# [What the task requires]
Give the entries again in full. Nothing may be altered.

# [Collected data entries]
::::
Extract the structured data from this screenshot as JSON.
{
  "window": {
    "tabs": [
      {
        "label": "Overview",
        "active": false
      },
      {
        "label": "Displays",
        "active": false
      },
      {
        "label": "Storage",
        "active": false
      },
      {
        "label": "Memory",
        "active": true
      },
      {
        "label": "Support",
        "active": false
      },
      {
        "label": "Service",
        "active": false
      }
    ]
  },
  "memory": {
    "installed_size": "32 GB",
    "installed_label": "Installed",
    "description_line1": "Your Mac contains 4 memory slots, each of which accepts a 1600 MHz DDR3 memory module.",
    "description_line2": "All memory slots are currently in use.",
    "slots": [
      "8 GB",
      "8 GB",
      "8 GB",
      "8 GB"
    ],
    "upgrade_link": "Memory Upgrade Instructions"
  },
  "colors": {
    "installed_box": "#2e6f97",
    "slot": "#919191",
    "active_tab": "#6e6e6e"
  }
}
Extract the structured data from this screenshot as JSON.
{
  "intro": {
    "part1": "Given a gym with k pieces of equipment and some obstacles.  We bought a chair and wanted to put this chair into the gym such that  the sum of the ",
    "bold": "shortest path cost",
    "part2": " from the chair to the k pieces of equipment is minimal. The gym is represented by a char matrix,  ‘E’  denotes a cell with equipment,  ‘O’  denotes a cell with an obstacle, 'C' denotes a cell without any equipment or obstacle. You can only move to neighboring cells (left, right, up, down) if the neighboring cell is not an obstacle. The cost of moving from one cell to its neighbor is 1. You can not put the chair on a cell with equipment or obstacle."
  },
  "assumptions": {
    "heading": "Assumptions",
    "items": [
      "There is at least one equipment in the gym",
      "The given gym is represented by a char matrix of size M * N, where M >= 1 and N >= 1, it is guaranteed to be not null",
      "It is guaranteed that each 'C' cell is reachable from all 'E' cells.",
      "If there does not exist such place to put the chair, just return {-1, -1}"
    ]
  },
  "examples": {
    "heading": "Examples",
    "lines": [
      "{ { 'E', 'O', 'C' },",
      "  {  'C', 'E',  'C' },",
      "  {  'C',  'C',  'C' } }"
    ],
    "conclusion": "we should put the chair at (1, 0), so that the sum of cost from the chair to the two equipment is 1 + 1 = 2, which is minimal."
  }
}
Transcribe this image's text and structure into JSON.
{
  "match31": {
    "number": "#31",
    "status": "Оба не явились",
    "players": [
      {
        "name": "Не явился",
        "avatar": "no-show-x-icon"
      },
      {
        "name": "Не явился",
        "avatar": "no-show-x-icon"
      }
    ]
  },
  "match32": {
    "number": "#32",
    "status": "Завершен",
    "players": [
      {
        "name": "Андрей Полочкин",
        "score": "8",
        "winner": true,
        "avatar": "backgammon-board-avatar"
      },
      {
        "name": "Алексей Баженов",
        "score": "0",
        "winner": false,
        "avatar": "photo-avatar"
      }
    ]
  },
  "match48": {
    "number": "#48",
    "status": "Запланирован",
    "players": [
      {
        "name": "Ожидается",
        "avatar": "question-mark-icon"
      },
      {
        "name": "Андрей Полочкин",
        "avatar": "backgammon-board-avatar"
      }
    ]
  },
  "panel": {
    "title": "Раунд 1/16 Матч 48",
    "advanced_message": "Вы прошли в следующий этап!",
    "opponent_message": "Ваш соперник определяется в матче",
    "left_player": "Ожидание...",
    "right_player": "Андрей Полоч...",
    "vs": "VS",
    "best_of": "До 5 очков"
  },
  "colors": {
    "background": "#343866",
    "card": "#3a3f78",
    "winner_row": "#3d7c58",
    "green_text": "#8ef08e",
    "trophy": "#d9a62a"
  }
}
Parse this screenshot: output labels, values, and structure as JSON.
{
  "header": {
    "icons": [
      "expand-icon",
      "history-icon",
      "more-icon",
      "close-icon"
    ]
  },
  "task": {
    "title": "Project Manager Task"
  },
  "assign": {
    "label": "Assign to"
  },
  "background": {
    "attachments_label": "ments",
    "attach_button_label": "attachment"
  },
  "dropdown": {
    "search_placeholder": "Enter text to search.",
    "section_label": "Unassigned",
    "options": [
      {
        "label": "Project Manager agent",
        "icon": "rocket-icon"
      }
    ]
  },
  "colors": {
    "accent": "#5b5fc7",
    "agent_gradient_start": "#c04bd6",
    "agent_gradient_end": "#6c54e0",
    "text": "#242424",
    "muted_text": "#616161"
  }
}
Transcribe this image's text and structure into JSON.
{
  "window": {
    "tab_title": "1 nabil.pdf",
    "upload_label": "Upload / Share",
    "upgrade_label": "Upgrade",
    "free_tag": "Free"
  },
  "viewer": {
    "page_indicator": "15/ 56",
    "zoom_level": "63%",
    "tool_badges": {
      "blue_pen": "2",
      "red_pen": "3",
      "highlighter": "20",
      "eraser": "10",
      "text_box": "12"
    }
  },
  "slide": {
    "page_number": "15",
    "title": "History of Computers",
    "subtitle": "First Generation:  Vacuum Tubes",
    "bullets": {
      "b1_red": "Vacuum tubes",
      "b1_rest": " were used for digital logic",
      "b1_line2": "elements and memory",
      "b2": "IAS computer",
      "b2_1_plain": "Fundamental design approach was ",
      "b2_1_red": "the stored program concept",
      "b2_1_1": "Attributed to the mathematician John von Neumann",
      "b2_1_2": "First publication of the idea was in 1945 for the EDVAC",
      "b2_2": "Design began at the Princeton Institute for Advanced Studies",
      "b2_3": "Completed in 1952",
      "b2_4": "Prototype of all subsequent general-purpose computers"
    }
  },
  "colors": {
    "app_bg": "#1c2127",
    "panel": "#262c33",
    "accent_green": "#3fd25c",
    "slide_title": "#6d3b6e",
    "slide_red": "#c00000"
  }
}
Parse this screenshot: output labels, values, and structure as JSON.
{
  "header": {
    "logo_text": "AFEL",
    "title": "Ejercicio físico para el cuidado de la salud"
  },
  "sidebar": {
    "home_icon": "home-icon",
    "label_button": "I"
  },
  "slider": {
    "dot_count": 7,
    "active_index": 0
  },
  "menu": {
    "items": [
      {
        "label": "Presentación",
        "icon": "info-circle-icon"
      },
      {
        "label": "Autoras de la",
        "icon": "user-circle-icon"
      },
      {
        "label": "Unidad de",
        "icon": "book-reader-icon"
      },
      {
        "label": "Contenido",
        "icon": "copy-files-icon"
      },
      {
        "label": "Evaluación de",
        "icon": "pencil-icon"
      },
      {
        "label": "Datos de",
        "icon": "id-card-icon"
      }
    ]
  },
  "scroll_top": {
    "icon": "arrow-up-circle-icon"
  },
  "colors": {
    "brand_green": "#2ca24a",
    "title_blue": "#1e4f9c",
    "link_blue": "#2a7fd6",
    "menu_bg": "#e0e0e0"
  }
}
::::
# [Reply to the exercise]
Extract the structured data from this screenshot as JSON.
{
  "window": {
    "tabs": [
      {
        "label": "Overview",
        "active": false
      },
      {
        "label": "Displays",
        "active": false
      },
      {
        "label": "Storage",
        "active": false
      },
      {
        "label": "Memory",
        "active": true
      },
      {
        "label": "Support",
        "active": false
      },
      {
        "label": "Service",
        "active": false
      }
    ]
  },
  "memory": {
    "installed_size": "32 GB",
    "installed_label": "Installed",
    "description_line1": "Your Mac contains 4 memory slots, each of which accepts a 1600 MHz DDR3 memory module.",
    "description_line2": "All memory slots are currently in use.",
    "slots": [
      "8 GB",
      "8 GB",
      "8 GB",
      "8 GB"
    ],
    "upgrade_link": "Memory Upgrade Instructions"
  },
  "colors": {
    "installed_box": "#2e6f97",
    "slot": "#919191",
    "active_tab": "#6e6e6e"
  }
}
Extract the structured data from this screenshot as JSON.
{
  "intro": {
    "part1": "Given a gym with k pieces of equipment and some obstacles.  We bought a chair and wanted to put this chair into the gym such that  the sum of the ",
    "bold": "shortest path cost",
    "part2": " from the chair to the k pieces of equipment is minimal. The gym is represented by a char matrix,  ‘E’  denotes a cell with equipment,  ‘O’  denotes a cell with an obstacle, 'C' denotes a cell without any equipment or obstacle. You can only move to neighboring cells (left, right, up, down) if the neighboring cell is not an obstacle. The cost of moving from one cell to its neighbor is 1. You can not put the chair on a cell with equipment or obstacle."
  },
  "assumptions": {
    "heading": "Assumptions",
    "items": [
      "There is at least one equipment in the gym",
      "The given gym is represented by a char matrix of size M * N, where M >= 1 and N >= 1, it is guaranteed to be not null",
      "It is guaranteed that each 'C' cell is reachable from all 'E' cells.",
      "If there does not exist such place to put the chair, just return {-1, -1}"
    ]
  },
  "examples": {
    "heading": "Examples",
    "lines": [
      "{ { 'E', 'O', 'C' },",
      "  {  'C', 'E',  'C' },",
      "  {  'C',  'C',  'C' } }"
    ],
    "conclusion": "we should put the chair at (1, 0), so that the sum of cost from the chair to the two equipment is 1 + 1 = 2, which is minimal."
  }
}
Transcribe this image's text and structure into JSON.
{
  "match31": {
    "number": "#31",
    "status": "Оба не явились",
    "players": [
      {
        "name": "Не явился",
        "avatar": "no-show-x-icon"
      },
      {
        "name": "Не явился",
        "avatar": "no-show-x-icon"
      }
    ]
  },
  "match32": {
    "number": "#32",
    "status": "Завершен",
    "players": [
      {
        "name": "Андрей Полочкин",
        "score": "8",
        "winner": true,
        "avatar": "backgammon-board-avatar"
      },
      {
        "name": "Алексей Баженов",
        "score": "0",
        "winner": false,
        "avatar": "photo-avatar"
      }
    ]
  },
  "match48": {
    "number": "#48",
    "status": "Запланирован",
    "players": [
      {
        "name": "Ожидается",
        "avatar": "question-mark-icon"
      },
      {
        "name": "Андрей Полочкин",
        "avatar": "backgammon-board-avatar"
      }
    ]
  },
  "panel": {
    "title": "Раунд 1/16 Матч 48",
    "advanced_message": "Вы прошли в следующий этап!",
    "opponent_message": "Ваш соперник определяется в матче",
    "left_player": "Ожидание...",
    "right_player": "Андрей Полоч...",
    "vs": "VS",
    "best_of": "До 5 очков"
  },
  "colors": {
    "background": "#343866",
    "card": "#3a3f78",
    "winner_row": "#3d7c58",
    "green_text": "#8ef08e",
    "trophy": "#d9a62a"
  }
}
Parse this screenshot: output labels, values, and structure as JSON.
{
  "header": {
    "icons": [
      "expand-icon",
      "history-icon",
      "more-icon",
      "close-icon"
    ]
  },
  "task": {
    "title": "Project Manager Task"
  },
  "assign": {
    "label": "Assign to"
  },
  "background": {
    "attachments_label": "ments",
    "attach_button_label": "attachment"
  },
  "dropdown": {
    "search_placeholder": "Enter text to search.",
    "section_label": "Unassigned",
    "options": [
      {
        "label": "Project Manager agent",
        "icon": "rocket-icon"
      }
    ]
  },
  "colors": {
    "accent": "#5b5fc7",
    "agent_gradient_start": "#c04bd6",
    "agent_gradient_end": "#6c54e0",
    "text": "#242424",
    "muted_text": "#616161"
  }
}
Transcribe this image's text and structure into JSON.
{
  "window": {
    "tab_title": "1 nabil.pdf",
    "upload_label": "Upload / Share",
    "upgrade_label": "Upgrade",
    "free_tag": "Free"
  },
  "viewer": {
    "page_indicator": "15/ 56",
    "zoom_level": "63%",
    "tool_badges": {
      "blue_pen": "2",
      "red_pen": "3",
      "highlighter": "20",
      "eraser": "10",
      "text_box": "12"
    }
  },
  "slide": {
    "page_number": "15",
    "title": "History of Computers",
    "subtitle": "First Generation:  Vacuum Tubes",
    "bullets": {
      "b1_red": "Vacuum tubes",
      "b1_rest": " were used for digital logic",
      "b1_line2": "elements and memory",
      "b2": "IAS computer",
      "b2_1_plain": "Fundamental design approach was ",
      "b2_1_red": "the stored program concept",
      "b2_1_1": "Attributed to the mathematician John von Neumann",
      "b2_1_2": "First publication of the idea was in 1945 for the EDVAC",
      "b2_2": "Design began at the Princeton Institute for Advanced Studies",
      "b2_3": "Completed in 1952",
      "b2_4": "Prototype of all subsequent general-purpose computers"
    }
  },
  "colors": {
    "app_bg": "#1c2127",
    "panel": "#262c33",
    "accent_green": "#3fd25c",
    "slide_title": "#6d3b6e",
    "slide_red": "#c00000"
  }
}
Parse this screenshot: output labels, values, and structure as JSON.
{
  "header": {
    "logo_text": "AFEL",
    "title": "Ejercicio físico para el cuidado de la salud"
  },
  "sidebar": {
    "home_icon": "home-icon",
    "label_button": "I"
  },
  "slider": {
    "dot_count": 7,
    "active_index": 0
  },
  "menu": {
    "items": [
      {
        "label": "Presentación",
        "icon": "info-circle-icon"
      },
      {
        "label": "Autoras de la",
        "icon": "user-circle-icon"
      },
      {
        "label": "Unidad de",
        "icon": "book-reader-icon"
      },
      {
        "label": "Contenido",
        "icon": "copy-files-icon"
      },
      {
        "label": "Evaluación de",
        "icon": "pencil-icon"
      },
      {
        "label": "Datos de",
        "icon": "id-card-icon"
      }
    ]
  },
  "scroll_top": {
    "icon": "arrow-up-circle-icon"
  },
  "colors": {
    "brand_green": "#2ca24a",
    "title_blue": "#1e4f9c",
    "link_blue": "#2a7fd6",
    "menu_bg": "#e0e0e0"
  }
}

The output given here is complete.